F. IA. DZERZHINSKII

The Great Soviet Encyclopedia, 3rd Edition (1970-1979). © 2010 The Gale Group, Inc. All rights reserved.

bill
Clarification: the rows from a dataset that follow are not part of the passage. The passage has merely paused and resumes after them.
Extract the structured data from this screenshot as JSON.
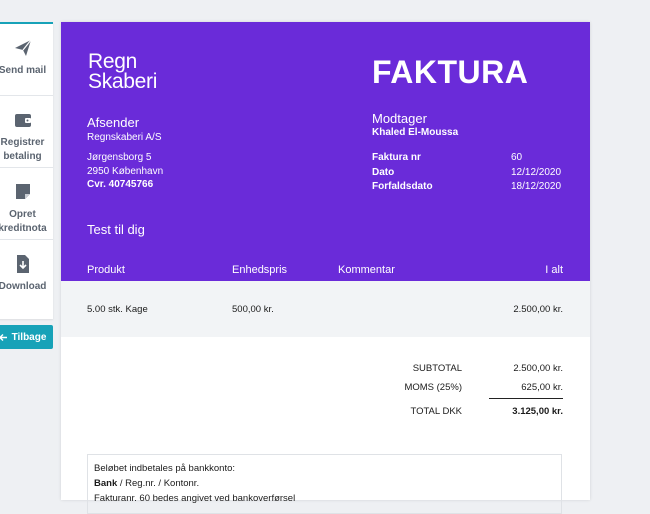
{
  "sidebar": {
    "items": [
      {
        "label": "Send mail",
        "icon": "paper-plane-icon"
      },
      {
        "label": "Registrer betaling",
        "icon": "wallet-icon"
      },
      {
        "label": "Opret kreditnota",
        "icon": "note-icon"
      },
      {
        "label": "Download",
        "icon": "download-icon"
      }
    ],
    "back_label": "Tilbage",
    "accent_color": "#17a2b8"
  },
  "invoice": {
    "brand_color": "#6a2bd9",
    "logo_line1": "Regn",
    "logo_line2": "Skaberi",
    "title": "FAKTURA",
    "sender": {
      "heading": "Afsender",
      "name": "Regnskaberi A/S",
      "street": "Jørgensborg 5",
      "city": "2950 København",
      "cvr": "Cvr. 40745766"
    },
    "receiver": {
      "heading": "Modtager",
      "name": "Khaled El-Moussa"
    },
    "meta": [
      {
        "label": "Faktura nr",
        "value": "60"
      },
      {
        "label": "Dato",
        "value": "12/12/2020"
      },
      {
        "label": "Forfaldsdato",
        "value": "18/12/2020"
      }
    ],
    "greeting": "Test til dig",
    "columns": {
      "product": "Produkt",
      "unit_price": "Enhedspris",
      "comment": "Kommentar",
      "total": "I alt"
    },
    "lines": [
      {
        "product": "5.00 stk. Kage",
        "unit_price": "500,00 kr.",
        "comment": "",
        "total": "2.500,00 kr."
      }
    ],
    "totals": {
      "subtotal_label": "SUBTOTAL",
      "subtotal_value": "2.500,00 kr.",
      "vat_label": "MOMS (25%)",
      "vat_value": "625,00 kr.",
      "total_label": "TOTAL DKK",
      "total_value": "3.125,00 kr."
    },
    "payment": {
      "intro": "Beløbet indbetales på bankkonto:",
      "bank_bold": "Bank",
      "bank_rest": " / Reg.nr. / Kontonr.",
      "note": "Fakturanr. 60 bedes angivet ved bankoverførsel"
    }
  }
}
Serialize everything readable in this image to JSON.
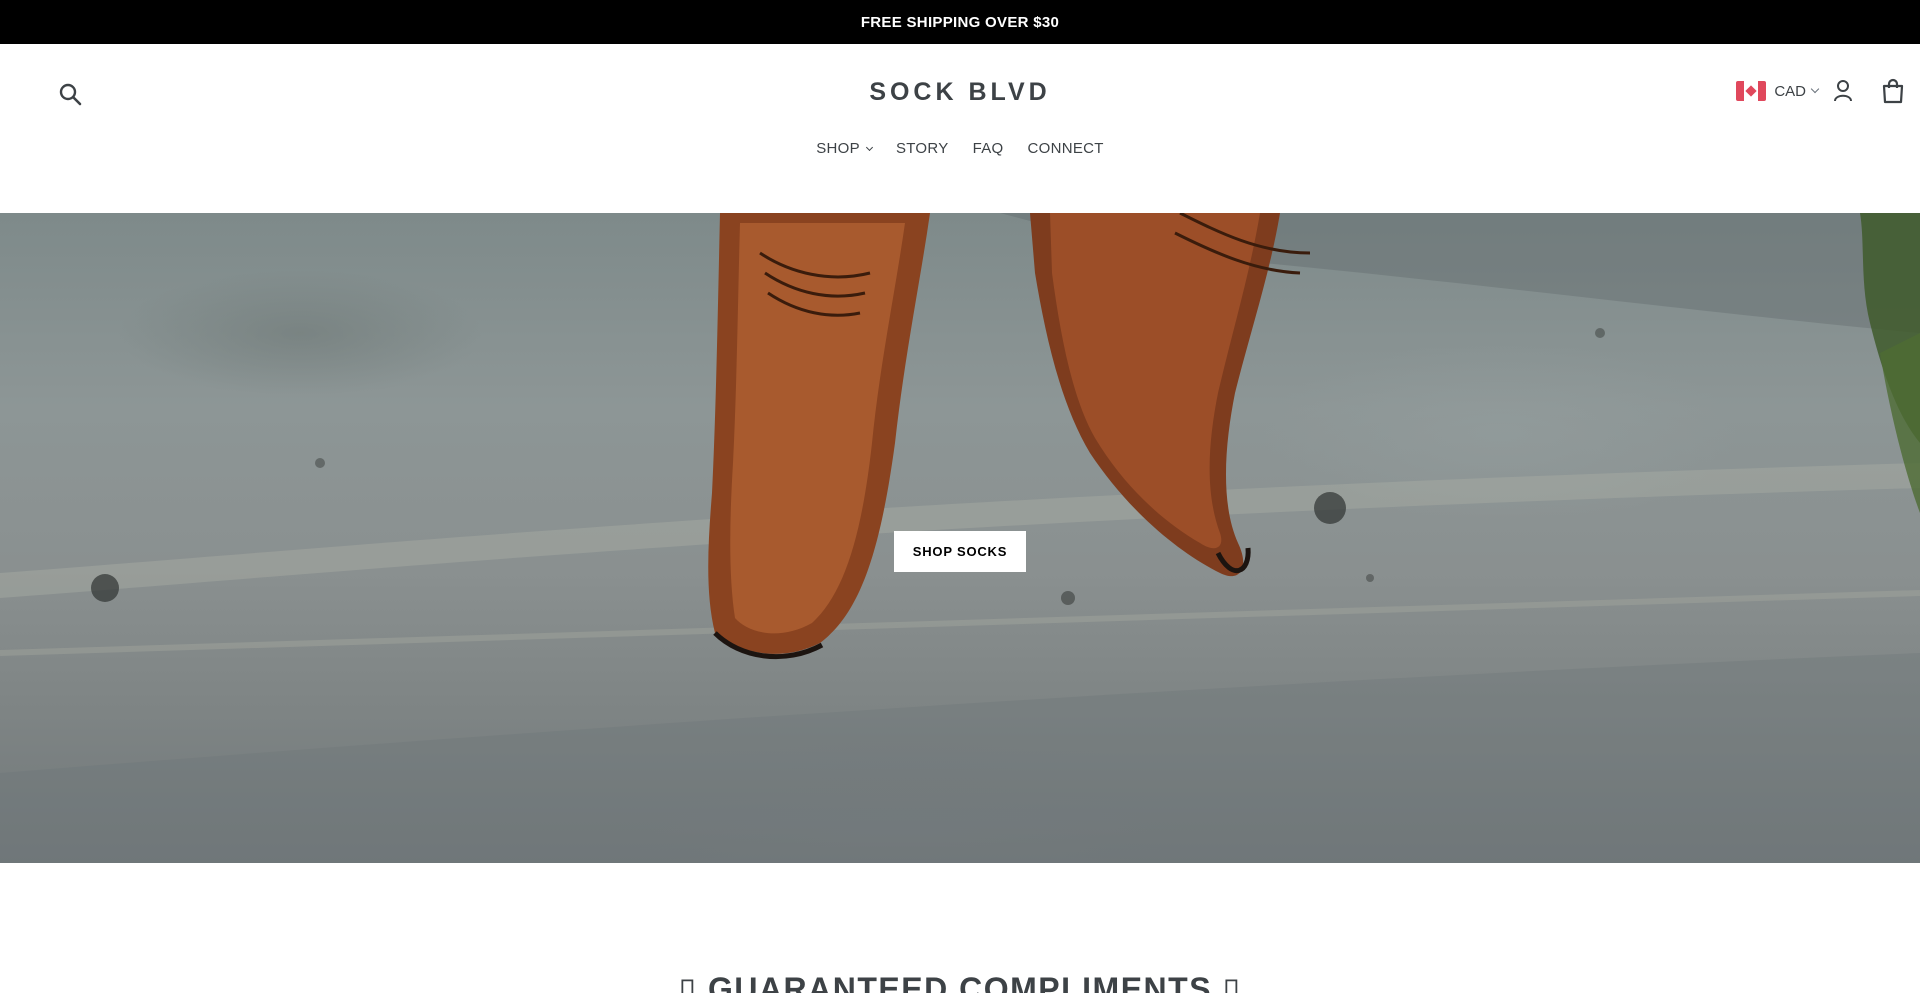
{
  "announcement": {
    "text": "FREE SHIPPING OVER $30"
  },
  "header": {
    "logo": "SOCK BLVD",
    "currency": {
      "code": "CAD",
      "flag": "canada-flag-icon"
    },
    "icons": [
      "search-icon",
      "account-icon",
      "cart-icon"
    ]
  },
  "nav": {
    "items": [
      {
        "label": "SHOP",
        "has_dropdown": true
      },
      {
        "label": "STORY",
        "has_dropdown": false
      },
      {
        "label": "FAQ",
        "has_dropdown": false
      },
      {
        "label": "CONNECT",
        "has_dropdown": false
      }
    ]
  },
  "hero": {
    "button_label": "SHOP SOCKS"
  },
  "section": {
    "title": "▯ GUARANTEED COMPLIMENTS ▯"
  },
  "colors": {
    "accent": "#000000",
    "text": "#3d4246",
    "flag_red": "#e0485c"
  }
}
[bil]
(design engineering)
One blade of a pair of scissors.
(invertebrate zoology)
A flattened portion of the shell margin of the broad end of an oyster.
(naval architecture)
The point at the end of an anchor fluke.
(vertebrate zoology)
The jaws, together with the horny covering, of a bird.
(zoology)
Any jawlike mouthpart.
McGraw-Hill Dictionary of Scientific & Technical Terms, 6E, Copyright © 2003 by The McGraw-Hill Companies, Inc.
References in periodicals archive ?
Anyone whose baby fits the bill should contact Wendy Smith on 024 7635 2222.
Elland Road gaffer David O'Leary is looking for a young back-up for England international Nigel Martyn and 24-year-old McCaldon fits the bill.
Tung have developed a form of calcium phosphate that fits the bill. It's amorphous - that is, there's no consistent order to the material - so it dissolves quickly and easily, It also precipitates on teeth in the hard crystalline form.
Aisleyne is blonde and busty - she fits the bill perfectly."
This Group 3 for stayers often goes to a decent sort and The Last Drop fits the bill this time.
THE crux of the matter with Craig Bellamy is that we need pace at the right price and he fits the bill and budget (as long as he behaves himself!)
But McIlroy is desperate to add experience to his youthful side and Griffin fits the bill.
If you or someone you know fits the bill and would enjoy being featured in the programme, contact BBC2 on 0121 432 9915 or 9639, or e-mail them at sunshinefood@bbc.co.uk or write to Room G29, BBC Birmingham, Pebble Mill Road, Birmingham B5 7QQ.
If you reckon your fella fits the bill, send a picture of him at work to: HUNKY BUILDERS, The Sunday People, 1 Canada Square, Canary Wharf, London, E14 5AP.
Naunton Brook fits the bill, should handle the ground, and looks the type to collect a prize like this.